Spelling Unfamiliar Words: 3.2 spell unfamiliar words using a variety of strategies that involve understanding sound-symbol relationships, word structures, word meanings, and generalizations about spelling (e.g., pronounce a word as it is spelled: Wed-nes-day; make analogies to rhyming words; apply knowledge of short-vowel and long-vowel patterns; cluster words by visual similarities; follow rules for changing base words when adding common endings: hope/hoping, slam/slammed; use memory aids such as visualization)

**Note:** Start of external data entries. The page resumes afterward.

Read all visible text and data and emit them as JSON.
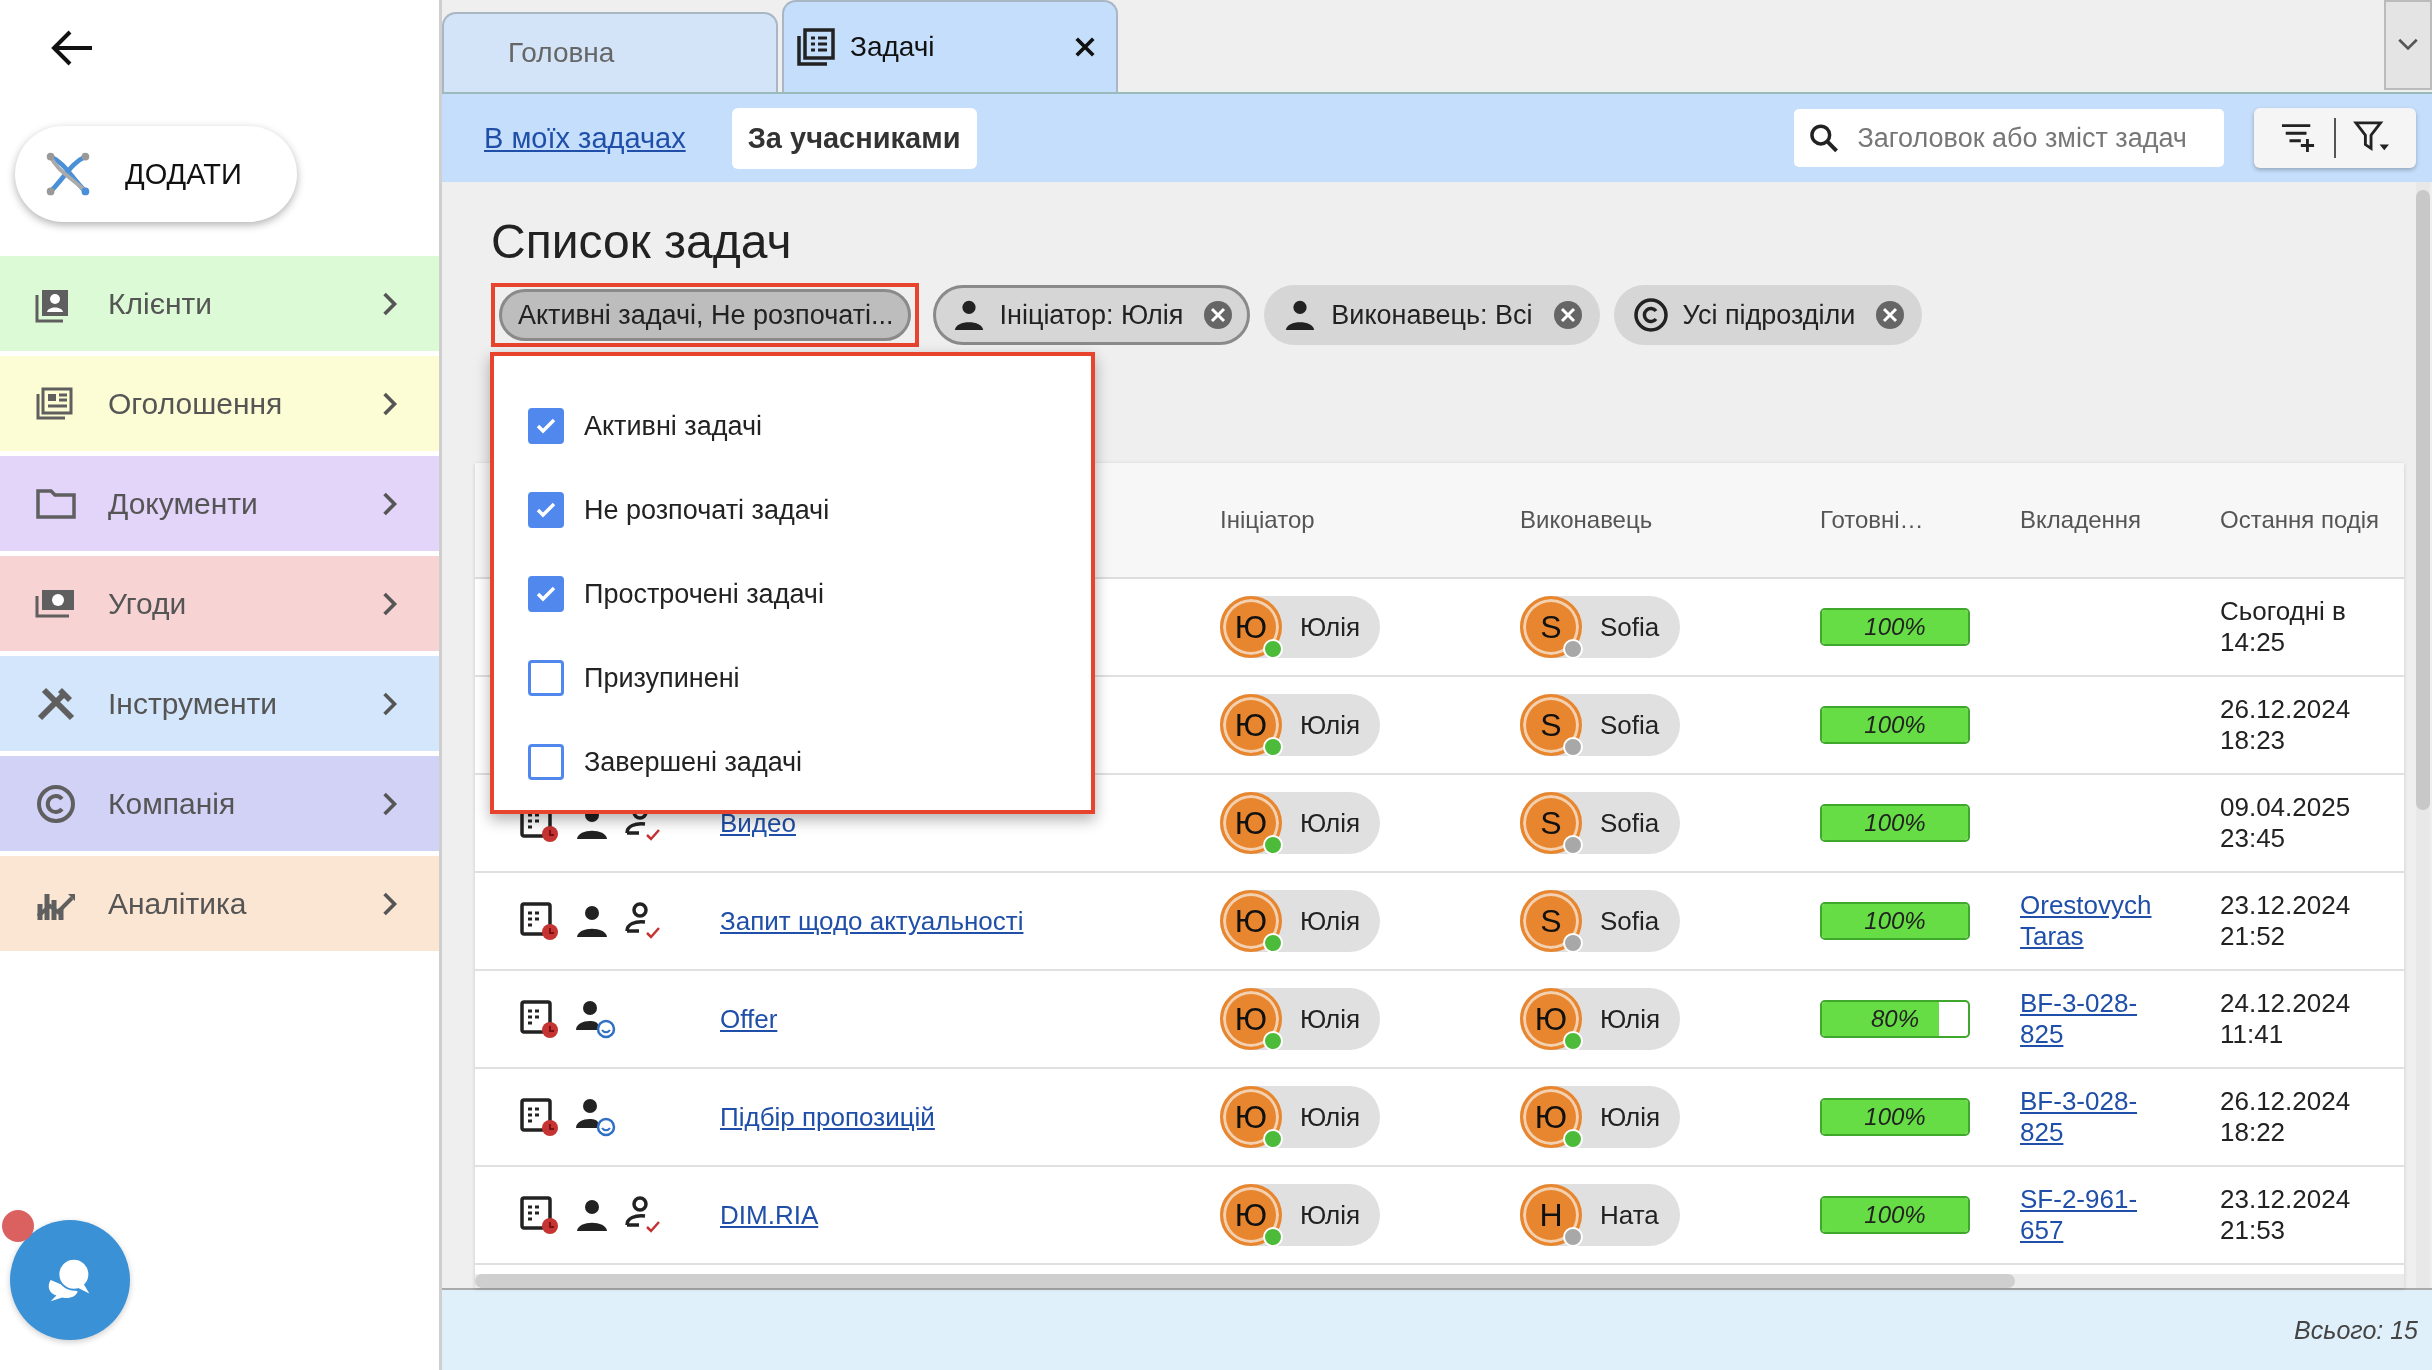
{
  "sidebar": {
    "add_button": "ДОДАТИ",
    "items": [
      {
        "kind": "clients",
        "label": "Клієнти",
        "color": "#dbfad5"
      },
      {
        "kind": "ads",
        "label": "Оголошення",
        "color": "#fcfcd5"
      },
      {
        "kind": "documents",
        "label": "Документи",
        "color": "#e3d4fa"
      },
      {
        "kind": "deals",
        "label": "Угоди",
        "color": "#f7d3d3"
      },
      {
        "kind": "tools",
        "label": "Інструменти",
        "color": "#d4e6fb"
      },
      {
        "kind": "company",
        "label": "Компанія",
        "color": "#d2d2f7"
      },
      {
        "kind": "analytics",
        "label": "Аналітика",
        "color": "#fbe6d3"
      }
    ]
  },
  "tabs": [
    {
      "label": "Головна",
      "selected": false
    },
    {
      "label": "Задачі",
      "selected": true
    }
  ],
  "toolbar": {
    "views": [
      {
        "label": "В моїх задачах",
        "selected": false
      },
      {
        "label": "За учасниками",
        "selected": true
      }
    ],
    "search": {
      "placeholder": "Заголовок або зміст задач"
    }
  },
  "title": "Список задач",
  "filters": [
    {
      "kind": "dropdown",
      "label": "Активні задачі, Не розпочаті...",
      "outlined": false,
      "expanded": true
    },
    {
      "kind": "person",
      "label": "Ініціатор: Юлія",
      "outlined": true,
      "expanded": false
    },
    {
      "kind": "person",
      "label": "Виконавець: Всі",
      "outlined": false,
      "expanded": false
    },
    {
      "kind": "company",
      "label": "Усі підрозділи",
      "outlined": false,
      "expanded": false
    }
  ],
  "status_menu": [
    {
      "label": "Активні задачі",
      "checked": true
    },
    {
      "label": "Не розпочаті задачі",
      "checked": true
    },
    {
      "label": "Прострочені задачі",
      "checked": true
    },
    {
      "label": "Призупинені",
      "checked": false
    },
    {
      "label": "Завершені задачі",
      "checked": false
    }
  ],
  "table": {
    "columns": [
      "Ініціатор",
      "Виконавець",
      "Готовні…",
      "Вкладення",
      "Остання подія"
    ],
    "rows": [
      {
        "initiator": {
          "initial": "Ю",
          "name": "Юлія",
          "online": true
        },
        "executor": {
          "initial": "S",
          "name": "Sofia",
          "online": false
        },
        "progress": {
          "level": 1,
          "text": "100%"
        },
        "last_event": "Сьогодні в 14:25"
      },
      {
        "initiator": {
          "initial": "Ю",
          "name": "Юлія",
          "online": true
        },
        "executor": {
          "initial": "S",
          "name": "Sofia",
          "online": false
        },
        "progress": {
          "level": 1,
          "text": "100%"
        },
        "last_event": "26.12.2024 18:23"
      },
      {
        "icons": [
          {
            "kind": "task"
          },
          {
            "kind": "person"
          },
          {
            "kind": "assignee"
          }
        ],
        "title": "Видео",
        "initiator": {
          "initial": "Ю",
          "name": "Юлія",
          "online": true
        },
        "executor": {
          "initial": "S",
          "name": "Sofia",
          "online": false
        },
        "progress": {
          "level": 1,
          "text": "100%"
        },
        "last_event": "09.04.2025 23:45"
      },
      {
        "icons": [
          {
            "kind": "task"
          },
          {
            "kind": "person"
          },
          {
            "kind": "assignee"
          }
        ],
        "title": "Запит щодо актуальності",
        "initiator": {
          "initial": "Ю",
          "name": "Юлія",
          "online": true
        },
        "executor": {
          "initial": "S",
          "name": "Sofia",
          "online": false
        },
        "progress": {
          "level": 1,
          "text": "100%"
        },
        "attachment": "Orestovych Taras",
        "last_event": "23.12.2024 21:52"
      },
      {
        "icons": [
          {
            "kind": "task"
          },
          {
            "kind": "watcher"
          }
        ],
        "title": "Offer",
        "initiator": {
          "initial": "Ю",
          "name": "Юлія",
          "online": true
        },
        "executor": {
          "initial": "Ю",
          "name": "Юлія",
          "online": true
        },
        "progress": {
          "level": 0.8,
          "text": "80%"
        },
        "attachment": "BF-3-028-825",
        "last_event": "24.12.2024 11:41"
      },
      {
        "icons": [
          {
            "kind": "task"
          },
          {
            "kind": "watcher"
          }
        ],
        "title": "Підбір пропозицій",
        "initiator": {
          "initial": "Ю",
          "name": "Юлія",
          "online": true
        },
        "executor": {
          "initial": "Ю",
          "name": "Юлія",
          "online": true
        },
        "progress": {
          "level": 1,
          "text": "100%"
        },
        "attachment": "BF-3-028-825",
        "last_event": "26.12.2024 18:22"
      },
      {
        "icons": [
          {
            "kind": "task"
          },
          {
            "kind": "person"
          },
          {
            "kind": "assignee"
          }
        ],
        "title": "DIM.RIA",
        "initiator": {
          "initial": "Ю",
          "name": "Юлія",
          "online": true
        },
        "executor": {
          "initial": "Н",
          "name": "Ната",
          "online": false
        },
        "progress": {
          "level": 1,
          "text": "100%"
        },
        "attachment": "SF-2-961-657",
        "last_event": "23.12.2024 21:53"
      }
    ]
  },
  "status_bar": "Всього: 15"
}
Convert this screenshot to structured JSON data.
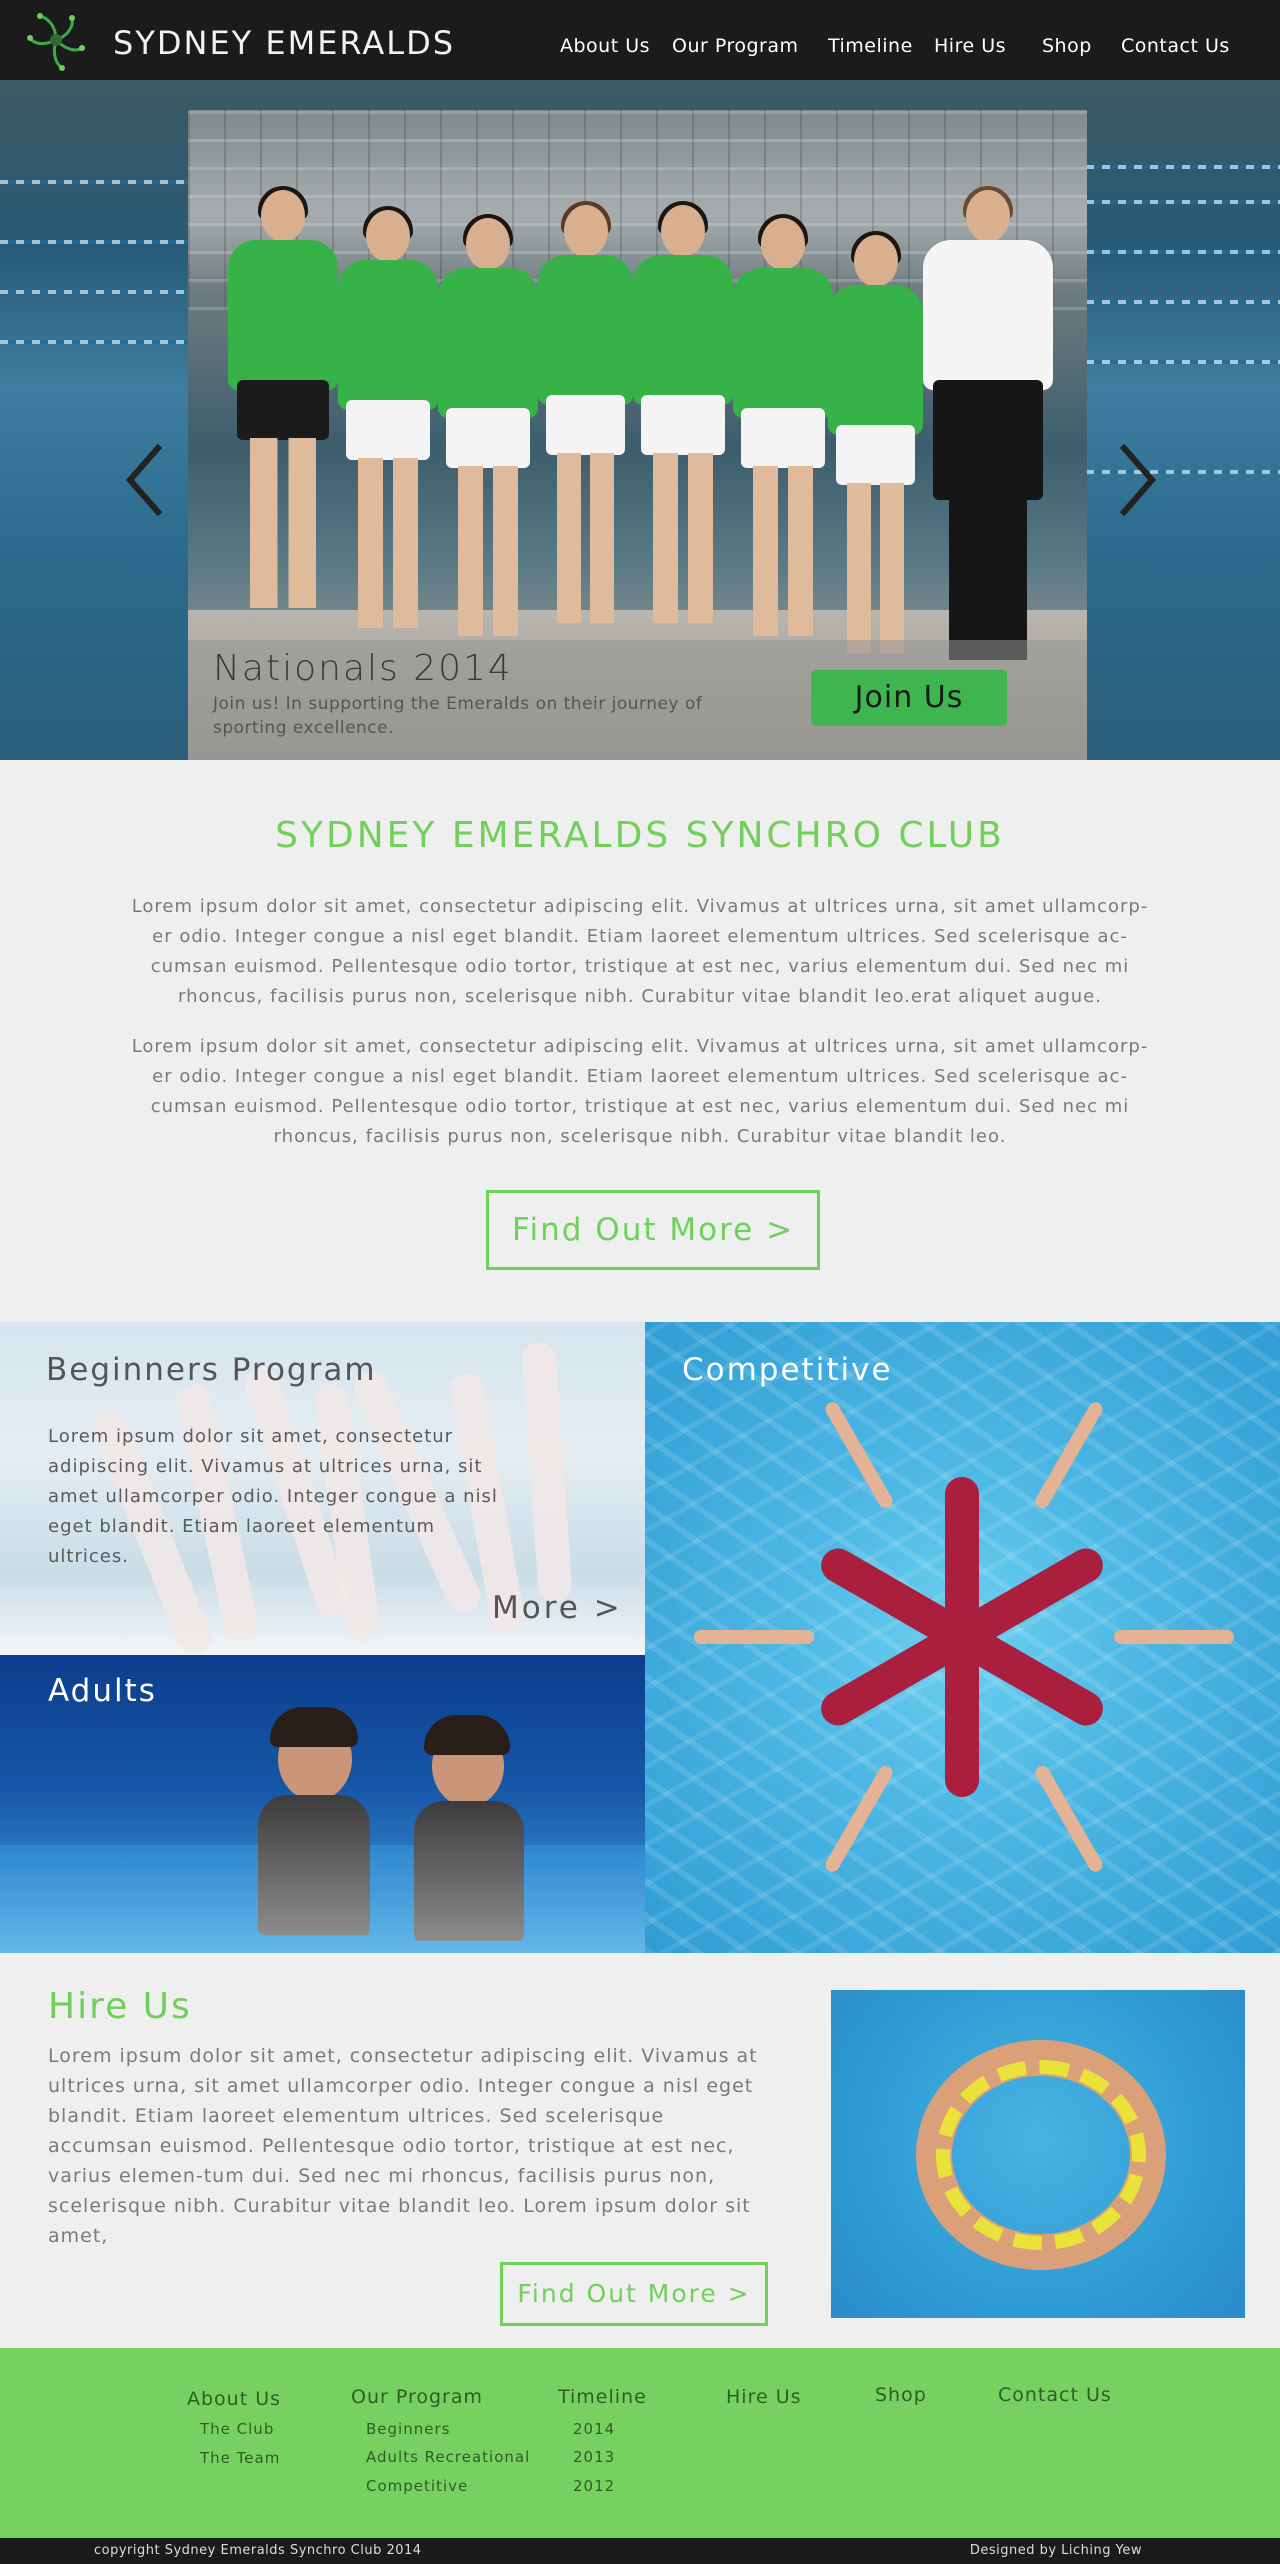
{
  "header": {
    "brand": "SYDNEY EMERALDS",
    "nav": [
      "About Us",
      "Our Program",
      "Timeline",
      "Hire Us",
      "Shop",
      "Contact Us"
    ]
  },
  "hero": {
    "title": "Nationals 2014",
    "text": "Join us! In supporting the Emeralds on their journey of sporting excellence.",
    "button": "Join Us"
  },
  "intro": {
    "title": "SYDNEY EMERALDS SYNCHRO CLUB",
    "paragraph1": "Lorem ipsum dolor sit amet, consectetur adipiscing elit. Vivamus at ultrices urna, sit amet ullamcorp-er odio. Integer congue a nisl eget blandit. Etiam laoreet elementum ultrices. Sed scelerisque ac-cumsan euismod. Pellentesque odio tortor, tristique at est nec, varius elementum dui. Sed nec mi rhoncus, facilisis purus non, scelerisque nibh. Curabitur vitae blandit leo.erat aliquet augue.",
    "paragraph2": "Lorem ipsum dolor sit amet, consectetur adipiscing elit. Vivamus at ultrices urna, sit amet ullamcorp-er odio. Integer congue a nisl eget blandit. Etiam laoreet elementum ultrices. Sed scelerisque ac-cumsan euismod. Pellentesque odio tortor, tristique at est nec, varius elementum dui. Sed nec mi rhoncus, facilisis purus non, scelerisque nibh. Curabitur vitae blandit leo.",
    "button": "Find Out More >"
  },
  "programs": {
    "beginners": {
      "title": "Beginners Program",
      "text": "Lorem ipsum dolor sit amet, consectetur adipiscing elit. Vivamus at ultrices urna, sit amet ullamcorper odio. Integer congue a nisl eget blandit. Etiam laoreet elementum ultrices.",
      "more": "More >"
    },
    "competitive": {
      "title": "Competitive"
    },
    "adults": {
      "title": "Adults"
    }
  },
  "hire": {
    "title": "Hire Us",
    "text": "Lorem ipsum dolor sit amet, consectetur adipiscing elit. Vivamus at ultrices urna, sit amet ullamcorper odio. Integer congue a nisl eget blandit. Etiam laoreet elementum ultrices. Sed scelerisque accumsan euismod. Pellentesque odio tortor, tristique at est nec, varius elemen-tum dui. Sed nec mi rhoncus, facilisis purus non, scelerisque nibh. Curabitur vitae blandit leo. Lorem ipsum dolor sit amet,",
    "button": "Find Out More >"
  },
  "footer": {
    "columns": [
      {
        "heading": "About Us",
        "items": [
          "The Club",
          "The Team"
        ]
      },
      {
        "heading": "Our Program",
        "items": [
          "Beginners",
          "Adults Recreational",
          "Competitive"
        ]
      },
      {
        "heading": "Timeline",
        "items": [
          "2014",
          "2013",
          "2012"
        ]
      },
      {
        "heading": "Hire Us",
        "items": []
      },
      {
        "heading": "Shop",
        "items": []
      },
      {
        "heading": "Contact Us",
        "items": []
      }
    ],
    "copyright": "copyright  Sydney Emeralds Synchro Club 2014",
    "designer": "Designed by Liching Yew"
  },
  "colors": {
    "accent": "#6fd05a",
    "header_bg": "#1b1b1b",
    "footer_bg": "#77d160",
    "join_button": "#3fb54f"
  },
  "icons": [
    "club-logo-icon",
    "chevron-left-icon",
    "chevron-right-icon"
  ]
}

Vocabulary: 3.3 confirm spellings and word meanings or word choice using several different types of resources (e.g., locate words in an alphabetized personal word book or dictionary using first, second, third, and fourth letters, entry words, or pronunciation; use a variety of dictionaries, such as a rhyming dictionary or a dictionary of synonyms and antonyms; use a thesaurus to find alternative words)





Punctuation: 3.4 use punctuation to help communicate their intended meaning, with a focus on the use of: quotation marks to indicate direct speech; commas to mark grammatical boundaries within sentences; capital letters and final punctuation to mark the beginning and end of sentences





Grammar: 3.5 use parts of speech appropriately to communicate their meaning clearly, with a focus on the use of: proper nouns for titles (e.g., of businesses, teams); the possessive pronouns my, mine, your, yours, his, her, hers, its; action verbs in the present and simple past tenses; adjectives and adverbs; question words (e.g., when, where, why, how)





Proofreading: 3.6 proofread and correct their writing using guidelines developed with peers and the teacher (e.g., a checklist modified in a teacher-student conference to support individual writing strengths and indicate next steps; a posted class writing guideline)





Publishing: 3.7 use some appropriate elements of effective presentation in the finished product, including print, script, different fonts, graphics, and layout (e.g., use legible printing and some cursive writing; use different font sizes and colours on a poster to attract attention; use proper paragraph form including spacing and margins; supply captions for photographs)





Producing Finished Works: 3.8 produce pieces of published work to meet identified criteria based on the expectations related to content, organization, style, use of conventions, and use of presentation strategies





4. Reflecting on Writing Skills and Strategies





Metacognition: 4.1 identify what strategies they found most helpful before, during, and after writing and what steps they can take to improve as writers (e.g., use a writer's notebook to record ideas, sources for future reference, and useful types of organizers for sorting information). Teacher prompts: "How does your writer's notebook help you generate ideas for writing?" "How did you choose the resources you used? How were they helpful?" "What strategy did you use to organize your information before you began writing?"





Interconnected Skills: 4.2 describe, with prompting by the teacher, how some of their skills in listening, speaking, reading, viewing, and representing help in their development as writers. Teacher prompts: "How does what you know about reading help you when you are writing?" "How does listening to or viewing different kinds of texts help you generate ideas for writing?"





Portfolio: 4.3 select pieces of writing that they think show their best work and explain the reasons for their selection





 Expectations: Copyright The Queen's Printer for Ontario, 2006.  Format: Copyright B.Phillips, 1998.